I love my dog, Haze! He’s a good boy and I often refer to him as “my best friend.”
Each time I do this, I get a dirty look from my wife as if to say, “What the hell am I? Chopped Liver?”
To which I usually reply, “If you were chopped liver, Haze would have devoured you already!”
But as great as my dog is, he is not my wife. And while he often awakens me to the unconditional love that God has for us, perhaps what he really awakens me to is the unconditional love that Marion has for me.
She is my “suitable” partner. As we note in Genesis, God first tried to give the man one of the animals for a partner but none really were “suitable” for the man until he made woman.
And today, while we celebrate the feast day of St Francis, a man we often associate with animals, we often forget how he really was a lot more than simply an animal lover.
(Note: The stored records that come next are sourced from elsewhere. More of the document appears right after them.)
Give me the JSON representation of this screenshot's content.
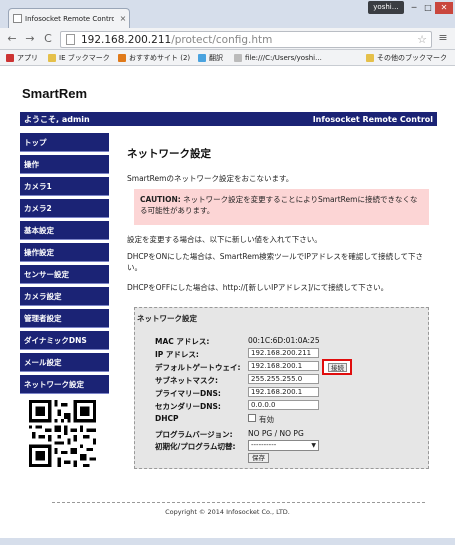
{
  "browser": {
    "tab_title": "Infosocket Remote Control",
    "tab_close": "×",
    "user_badge": "yoshi…",
    "win_min": "─",
    "win_max": "□",
    "win_close": "✕",
    "back": "←",
    "forward": "→",
    "reload": "C",
    "url_host": "192.168.200.211",
    "url_path": "/protect/config.htm",
    "star": "☆",
    "menu": "≡",
    "bookmarks": [
      "アプリ",
      "IE ブックマーク",
      "おすすめサイト (2)",
      "翻訳",
      "file:///C:/Users/yoshi...",
      "その他のブックマーク"
    ],
    "bookmark_colors": [
      "#c33",
      "#3a6fc4",
      "#e07a1a",
      "#4aa3df",
      "#999",
      "#e5c04a"
    ]
  },
  "header": {
    "brand": "SmartRem",
    "welcome": "ようこそ, admin",
    "product": "Infosocket Remote Control"
  },
  "sidebar": {
    "items": [
      "トップ",
      "操作",
      "カメラ1",
      "カメラ2",
      "基本設定",
      "操作設定",
      "センサー設定",
      "カメラ設定",
      "管理者設定",
      "ダイナミックDNS",
      "メール設定",
      "ネットワーク設定"
    ]
  },
  "main": {
    "title": "ネットワーク設定",
    "intro": "SmartRemのネットワーク設定をおこないます。",
    "caution_label": "CAUTION:",
    "caution_text": "ネットワーク設定を変更することによりSmartRemに接続できなくなる可能性があります。",
    "para1": "設定を変更する場合は、以下に新しい値を入れて下さい。",
    "para2": "DHCPをONにした場合は、SmartRem検索ツールでIPアドレスを確認して接続して下さい。",
    "para3": "DHCPをOFFにした場合は、http://[新しいIPアドレス]/にて接続して下さい。"
  },
  "form": {
    "box_title": "ネットワーク設定",
    "mac_label": "MAC アドレス:",
    "mac_value": "00:1C:6D:01:0A:25",
    "ip_label": "IP アドレス:",
    "ip_value": "192.168.200.211",
    "gw_label": "デフォルトゲートウェイ:",
    "gw_value": "192.168.200.1",
    "ping_button": "接続",
    "mask_label": "サブネットマスク:",
    "mask_value": "255.255.255.0",
    "dns1_label": "プライマリーDNS:",
    "dns1_value": "192.168.200.1",
    "dns2_label": "セカンダリーDNS:",
    "dns2_value": "0.0.0.0",
    "dhcp_label": "DHCP",
    "dhcp_option": "有効",
    "version_label": "プログラムバージョン:",
    "version_value": "NO PG / NO PG",
    "init_label": "初期化/プログラム切替:",
    "init_select": "----------",
    "save_button": "保存"
  },
  "footer": {
    "copyright": "Copyright © 2014 Infosocket Co., LTD."
  }
}
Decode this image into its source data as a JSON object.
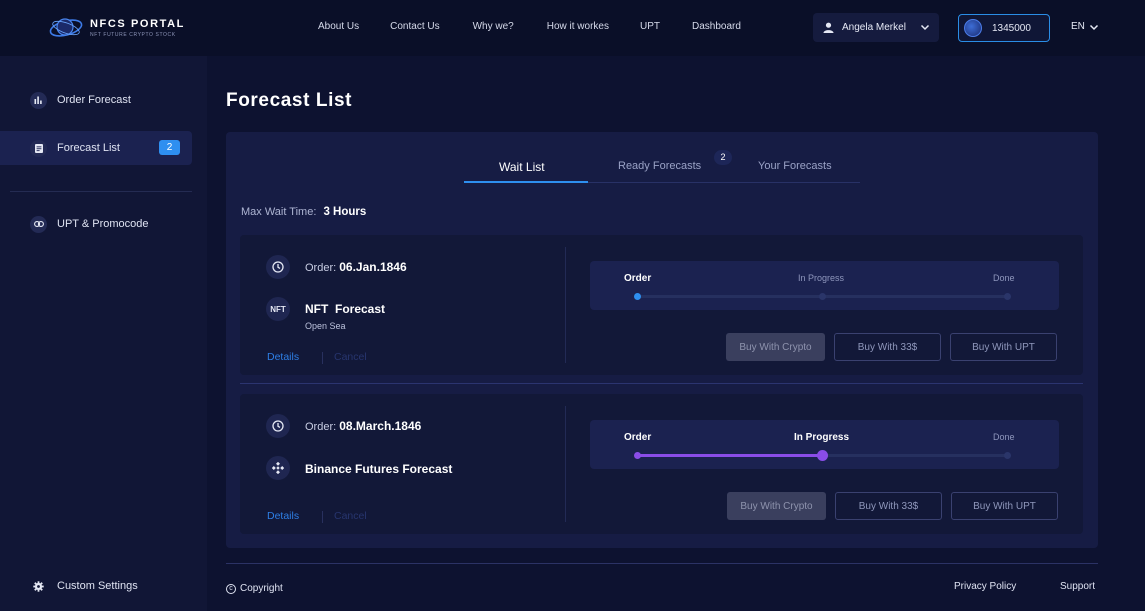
{
  "brand": {
    "title": "NFCS PORTAL",
    "subtitle": "NFT FUTURE CRYPTO STOCK"
  },
  "nav": [
    "About Us",
    "Contact Us",
    "Why we?",
    "How it workes",
    "UPT",
    "Dashboard"
  ],
  "user": {
    "name": "Angela Merkel"
  },
  "balance": "1345000",
  "language": "EN",
  "sidebar": {
    "items": [
      {
        "label": "Order Forecast",
        "icon": "bar-chart-icon"
      },
      {
        "label": "Forecast List",
        "icon": "list-icon",
        "badge": "2"
      },
      {
        "label": "UPT & Promocode",
        "icon": "link-icon"
      }
    ],
    "settings": "Custom Settings"
  },
  "page_title": "Forecast List",
  "tabs": [
    {
      "label": "Wait List"
    },
    {
      "label": "Ready Forecasts",
      "badge": "2"
    },
    {
      "label": "Your Forecasts"
    }
  ],
  "max_wait": {
    "label": "Max Wait Time:",
    "value": "3 Hours"
  },
  "cards": [
    {
      "order_label": "Order:",
      "order_date": "06.Jan.1846",
      "type_icon_text": "NFT",
      "title": "NFT  Forecast",
      "subtitle": "Open Sea",
      "details": "Details",
      "cancel": "Cancel",
      "steps": [
        "Order",
        "In Progress",
        "Done"
      ],
      "progress": 0
    },
    {
      "order_label": "Order:",
      "order_date": "08.March.1846",
      "type_icon_text": "",
      "title": "Binance Futures Forecast",
      "subtitle": "",
      "details": "Details",
      "cancel": "Cancel",
      "steps": [
        "Order",
        "In Progress",
        "Done"
      ],
      "progress": 0.5
    }
  ],
  "buttons": {
    "crypto": "Buy With Crypto",
    "usd": "Buy With 33$",
    "upt": "Buy With UPT"
  },
  "footer": {
    "copyright": "Copyright",
    "privacy": "Privacy Policy",
    "support": "Support"
  }
}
He was a radical lover of the poor and was so convinced of his calling that he stripped himself naked in the town square and offered them back to his rich father who would have preferred that he become part of the status quo.
Francis’ responds: “Not Suitable.”
How often we forget and relegate Francis to the garden. Sweet Francis with the birds and the animals and the prayer of peace. We forget that Francis was much more of a lover of all creation. While he loved brother dog and sister squirrel and other parts of our environment that we indeed all too oft forget–he loved humankind in all of its beauty and fragility.
Besides being Francis’ feast day, it is also Respect Life Sunday. Many times we get two extremes of a message from the pulpit today. We might get a diatribe against modern society and the culture of death and sometimes we even see inconsistent messages coming from pro life groups, like when people blow up abortion clinics, stealing the headlines from those who do such great work for the unborn and their mothers.
Or we might get no message–avoiding the subject altogether because of it’s hot button nature and within more progressive circles the message of pro-life gets sidelined because some don’t want others to think that this is the only issue that Catholics think about.
Francis is an example for us today who tend towards those extremes. Francis was all about touching the leper as well as the birds of the air. His dedication and piety for the Eucharist mirrored his concern for the poor, in whom he would say always led him to God.
How does our work or our lack of work for the unborn lead us into closer communion with God and with each other? Or are we more concerned with political agendas? Do we draw closer not only to those unprotected in the womb but conveniently forget the needs of the one who brings them into the world?
Do I ignore my wife’s needs because it’s easier to love my dog who makes it pretty easy for me to love him without much of a challenge? Do I work at my marriage as much as I should? My other relationships? Or am I content with favoring an animal who loves me?
And as my dog’s keeper, do I treat him with the respect he deserves as well, as a creation of our God as well? I sometimes even take him for granted and get lax in training him or walk him when it’s convenient for me to take him instead of when he really should go outside for relief and exercise.
Francis calls us all to look more deeply at how we serve all of creation and not just the parts of creation that we might be most comfortable with.
Are we willing to be left standing naked in the town square for the good of the world? Or we will cling to something that prevents us from loving all creation and our God.